» **PROBLEM REQUIREMENTS**:
Filter the entries below down to the lines that hold "acessibilidade".

[Start of section]

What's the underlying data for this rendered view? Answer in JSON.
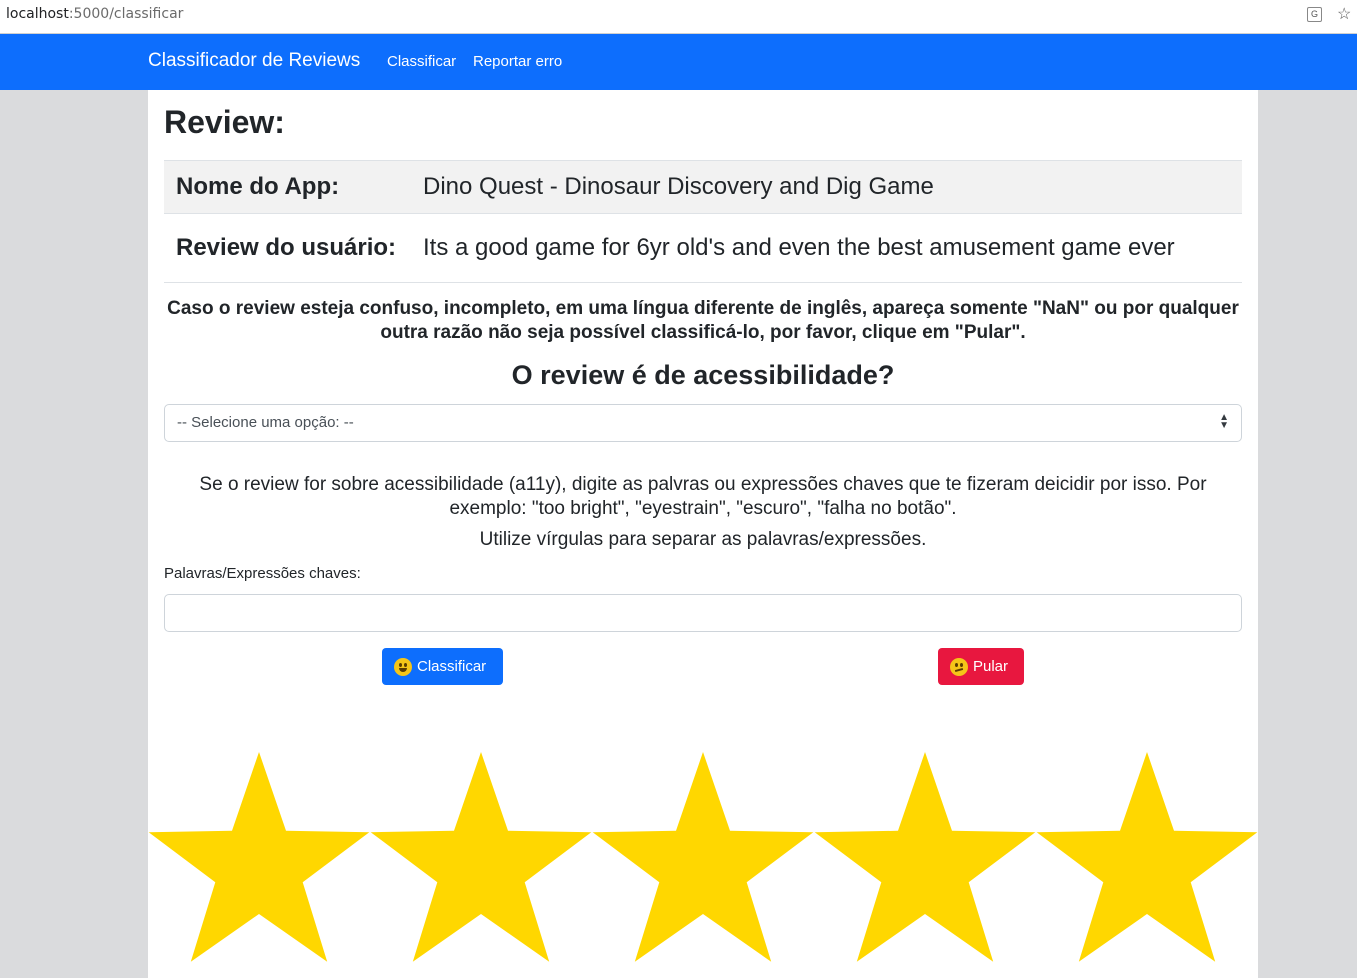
{
  "browser": {
    "url_host": "localhost",
    "url_path": ":5000/classificar"
  },
  "navbar": {
    "brand": "Classificador de Reviews",
    "links": [
      "Classificar",
      "Reportar erro"
    ],
    "color": "#0d6efd"
  },
  "main": {
    "heading": "Review:",
    "table": [
      {
        "key": "Nome do App:",
        "value": "Dino Quest - Dinosaur Discovery and Dig Game"
      },
      {
        "key": "Review do usuário:",
        "value": "Its a good game for 6yr old's and even the best amusement game ever"
      }
    ],
    "notice": "Caso o review esteja confuso, incompleto, em uma língua diferente de inglês, apareça somente \"NaN\" ou por qualquer outra razão não seja possível classificá-lo, por favor, clique em \"Pular\".",
    "question": "O review é de acessibilidade?",
    "select": {
      "selected": "-- Selecione uma opção: --"
    },
    "help_text": "Se o review for sobre acessibilidade (a11y), digite as palvras ou expressões chaves que te fizeram deicidir por isso. Por exemplo: \"too bright\", \"eyestrain\", \"escuro\", \"falha no botão\".",
    "help_text_2": "Utilize vírgulas para separar as palavras/expressões.",
    "keywords_label": "Palavras/Expressões chaves:",
    "keywords_value": "",
    "classify_button": "Classificar",
    "skip_button": "Pular",
    "classify_icon": "smiling-emoji-icon",
    "skip_icon": "confused-emoji-icon",
    "rating_stars": 5,
    "star_color": "#ffd700"
  }
}
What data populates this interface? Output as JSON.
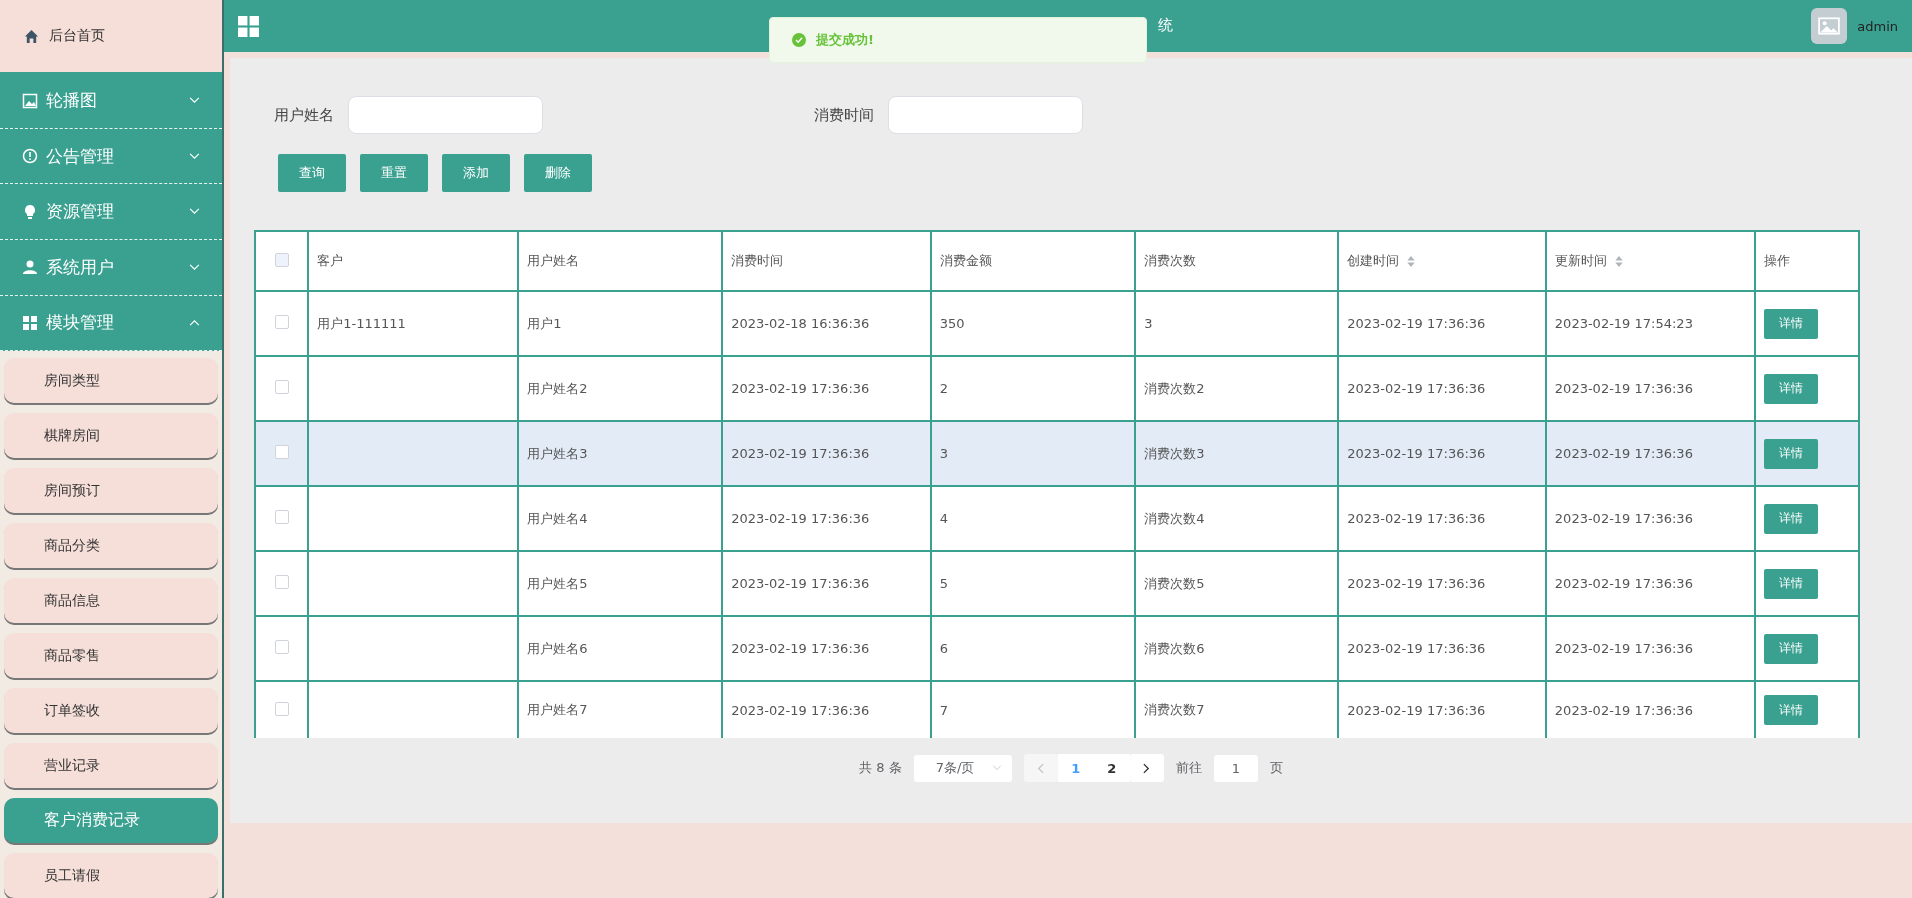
{
  "sidebar": {
    "home": {
      "label": "后台首页"
    },
    "groups": [
      {
        "label": "轮播图",
        "expanded": false
      },
      {
        "label": "公告管理",
        "expanded": false
      },
      {
        "label": "资源管理",
        "expanded": false
      },
      {
        "label": "系统用户",
        "expanded": false
      },
      {
        "label": "模块管理",
        "expanded": true,
        "children": [
          {
            "label": "房间类型",
            "selected": false
          },
          {
            "label": "棋牌房间",
            "selected": false
          },
          {
            "label": "房间预订",
            "selected": false
          },
          {
            "label": "商品分类",
            "selected": false
          },
          {
            "label": "商品信息",
            "selected": false
          },
          {
            "label": "商品零售",
            "selected": false
          },
          {
            "label": "订单签收",
            "selected": false
          },
          {
            "label": "营业记录",
            "selected": false
          },
          {
            "label": "客户消费记录",
            "selected": true
          },
          {
            "label": "员工请假",
            "selected": false
          }
        ]
      }
    ]
  },
  "header": {
    "title": "统",
    "user": "admin"
  },
  "toast": {
    "message": "提交成功!"
  },
  "search": {
    "fields": [
      {
        "label": "用户姓名"
      },
      {
        "label": "消费时间"
      }
    ],
    "buttons": [
      "查询",
      "重置",
      "添加",
      "删除"
    ]
  },
  "table": {
    "select_all": {
      "checked": false
    },
    "columns": [
      {
        "label": "客户",
        "sortable": false
      },
      {
        "label": "用户姓名",
        "sortable": false
      },
      {
        "label": "消费时间",
        "sortable": false
      },
      {
        "label": "消费金额",
        "sortable": false
      },
      {
        "label": "消费次数",
        "sortable": false
      },
      {
        "label": "创建时间",
        "sortable": true
      },
      {
        "label": "更新时间",
        "sortable": true
      },
      {
        "label": "操作",
        "sortable": false
      }
    ],
    "rows": [
      {
        "checked": false,
        "highlighted": false,
        "cells": [
          "用户1-111111",
          "用户1",
          "2023-02-18 16:36:36",
          "350",
          "3",
          "2023-02-19 17:36:36",
          "2023-02-19 17:54:23"
        ],
        "action": "详情"
      },
      {
        "checked": false,
        "highlighted": false,
        "cells": [
          "",
          "用户姓名2",
          "2023-02-19 17:36:36",
          "2",
          "消费次数2",
          "2023-02-19 17:36:36",
          "2023-02-19 17:36:36"
        ],
        "action": "详情"
      },
      {
        "checked": false,
        "highlighted": true,
        "cells": [
          "",
          "用户姓名3",
          "2023-02-19 17:36:36",
          "3",
          "消费次数3",
          "2023-02-19 17:36:36",
          "2023-02-19 17:36:36"
        ],
        "action": "详情"
      },
      {
        "checked": false,
        "highlighted": false,
        "cells": [
          "",
          "用户姓名4",
          "2023-02-19 17:36:36",
          "4",
          "消费次数4",
          "2023-02-19 17:36:36",
          "2023-02-19 17:36:36"
        ],
        "action": "详情"
      },
      {
        "checked": false,
        "highlighted": false,
        "cells": [
          "",
          "用户姓名5",
          "2023-02-19 17:36:36",
          "5",
          "消费次数5",
          "2023-02-19 17:36:36",
          "2023-02-19 17:36:36"
        ],
        "action": "详情"
      },
      {
        "checked": false,
        "highlighted": false,
        "cells": [
          "",
          "用户姓名6",
          "2023-02-19 17:36:36",
          "6",
          "消费次数6",
          "2023-02-19 17:36:36",
          "2023-02-19 17:36:36"
        ],
        "action": "详情"
      },
      {
        "checked": false,
        "highlighted": false,
        "cells": [
          "",
          "用户姓名7",
          "2023-02-19 17:36:36",
          "7",
          "消费次数7",
          "2023-02-19 17:36:36",
          "2023-02-19 17:36:36"
        ],
        "action": "详情"
      }
    ]
  },
  "pagination": {
    "total": "共 8 条",
    "page_size": "7条/页",
    "prev_disabled": true,
    "pages": [
      {
        "label": "1",
        "selected": true
      },
      {
        "label": "2",
        "selected": false
      }
    ],
    "goto_label": "前往",
    "goto_value": "1",
    "goto_suffix": "页"
  }
}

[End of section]

» **YOUR SOLUTION**:
    "question": "O review é de acessibilidade?",
    "help_text": "Se o review for sobre acessibilidade (a11y), digite as palvras ou expressões chaves que te fizeram deicidir por isso. Por exemplo: \"too bright\", \"eyestrain\", \"escuro\", \"falha no botão\".",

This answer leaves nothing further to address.